Be(e) Pesticide Free for Pollinators!
by Sydney Boogaard, SLCgreen intern
Spring and summer weather is welcomed with open arms after cold grey winters. Maybe, it’s getting back into the mountains to hike, bike, and sightsee; or spending time in the yard gardening, barbecuing, and playing fetch.
Whatever it is you enjoy outside this season we hope you have the privilege of seeing some beautiful pearl crescent butterflies, ruby-throated hummingbirds, or fuzzy honeybees. We encourage you to admire and celebrate their presence—for they provide us with vital plant reproduction and are essential to our natural and agricultural ecosystems.
Unfortunately, the population of these important pollinators is on a troublesome decline. In 2007, the National Research Council reported on that one of the sources of this decline is connected to pesticide exposure. Pesticides contain many chemicals that reduce pollinators’ defense systems, disrupt digestion, impair their navigation abilities, and limit their ability to reproduce.
Thus, we hope you will joins us in protecting our honeybees, hummingbirds, butterflies, and all pollinators by going Pesticide Free! Join us in thanking them for their crucial services by giving them the best shot at a healthy and productive life — say no to pesticides and take the Pesticide Free Pledge.
Honeybees have been around for millions and millions of years. During this time they have provided humans with their wax, honey, and pollinating services.
Did you know honeybees are the only insect that produce food that humans eat? They travel up to six miles in a trip and fly up to 15 miles per hour, all while beating their wings 200 times per second—talk about a workout.
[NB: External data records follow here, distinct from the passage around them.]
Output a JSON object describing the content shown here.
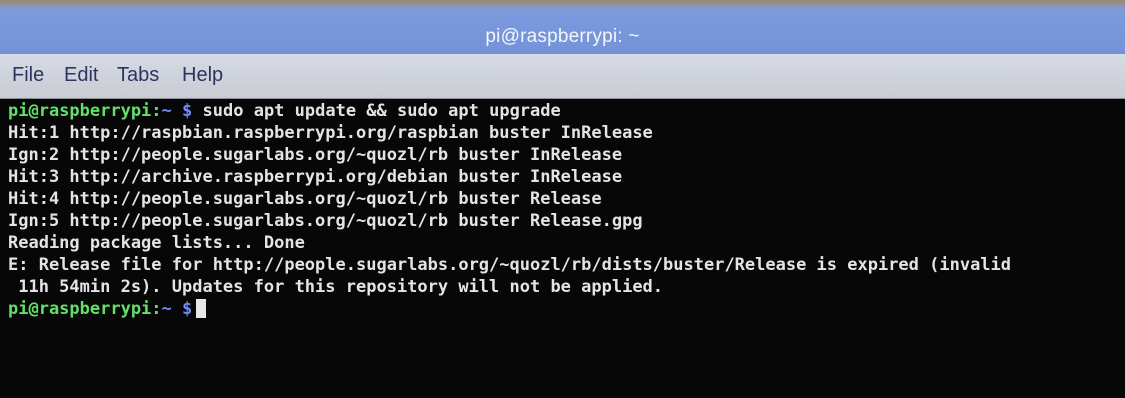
{
  "window": {
    "title": "pi@raspberrypi: ~"
  },
  "menu": {
    "items": [
      "File",
      "Edit",
      "Tabs",
      "Help"
    ]
  },
  "terminal": {
    "prompt": {
      "user_host": "pi@raspberrypi:",
      "path": "~",
      "dollar": "$"
    },
    "command": "sudo apt update && sudo apt upgrade",
    "output_lines": [
      "Hit:1 http://raspbian.raspberrypi.org/raspbian buster InRelease",
      "Ign:2 http://people.sugarlabs.org/~quozl/rb buster InRelease",
      "Hit:3 http://archive.raspberrypi.org/debian buster InRelease",
      "Hit:4 http://people.sugarlabs.org/~quozl/rb buster Release",
      "Ign:5 http://people.sugarlabs.org/~quozl/rb buster Release.gpg",
      "Reading package lists... Done",
      "E: Release file for http://people.sugarlabs.org/~quozl/rb/dists/buster/Release is expired (invalid",
      " 11h 54min 2s). Updates for this repository will not be applied."
    ]
  },
  "colors": {
    "title_bar": "#7a98de",
    "menu_bar": "#d2d5dc",
    "terminal_bg": "#070707",
    "prompt_user": "#62e06a",
    "prompt_path": "#6f8cff",
    "text": "#e4e4e6"
  }
}
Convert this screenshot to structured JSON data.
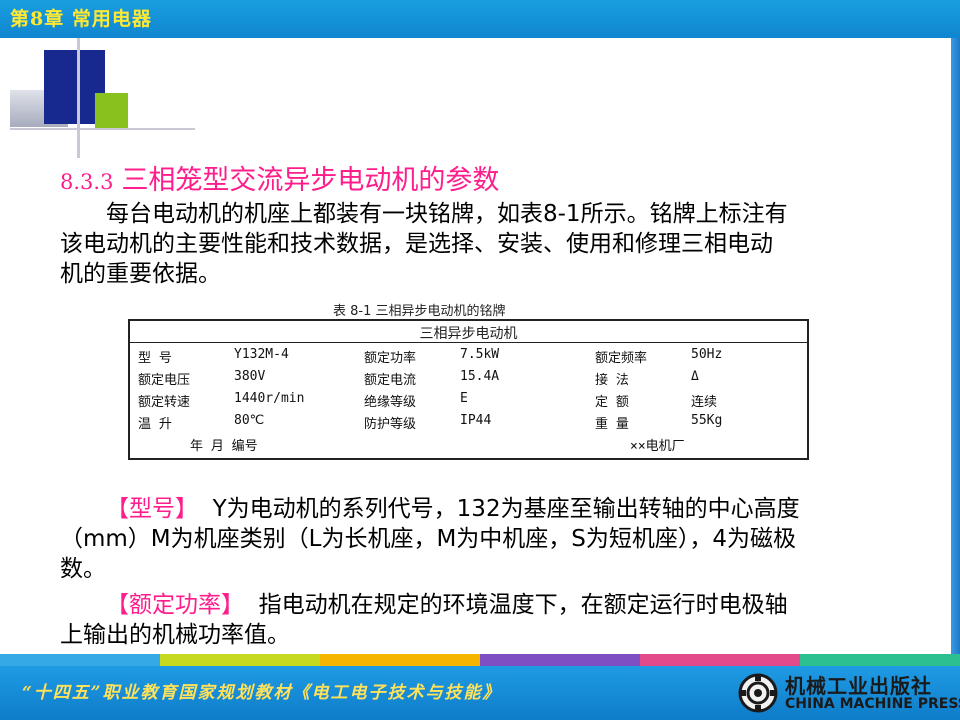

Over time, bees have also learned to communicate with one another through dance. They communicate a sense of time, direction, and distance to convey the location of promising pollen and nectar. Needless to say, these creatures are incredibly impressive.
Utah is proud to be the Beehive State! The honey bee is our state emblem. It is on our state flag and our state seal. It stands for hard work and industry. In fact, the honey bee is the official state symbol in 17 states. This is in recognition of its vital role in the agricultural industry.
It’s not just the honeybee that deserves some love. Utah is also home to nearly 900 native bee species. These wild bees are outstanding pollinators, keeping Utah’s fruit trees, flowering plants, and crops healthy and thriving. They can do the same for your gardens and yards.
In fact, our gardens can also become a sanctuary for our native bee species. Urbanization and development are putting pressure on bees. A decline in flowering green spaces is making it harder for them to find shelter and food. Plant pollinator-friendly plants in your yard to help.
This guide is a wonderful resource for getting started: Selecting Plants for Pollinators: A Regional Guide for Farmers, Land Managers, and Gardeners In the Nevada–Utah Mountains Semi-desert coniferous forest Alpine Meadow Province.
By selecting plants for pollinators you are not only contributing to a healthier life for our native bees but for other important pollinators as well. These include butterflies, moths, birds, bats, flies, and beetles—all of whom play a necessary and important role in our ecosystem.
Pledge to be Pesticide Free
You will also get an attractive yard sign as a symbol of your commitment. We expect it will also serve as an inspiration to others in your neighborhood to ask and learn more– and hopefully make their own Pesticide Free pledge.
Spread the word! Share this post on social media and use the hashtag #PesticideFreeSLC .
Talk to your friends and neighbors about how and why they can phase out pesticides!
And stay tuned for the next #PesticideFreeSLC tip!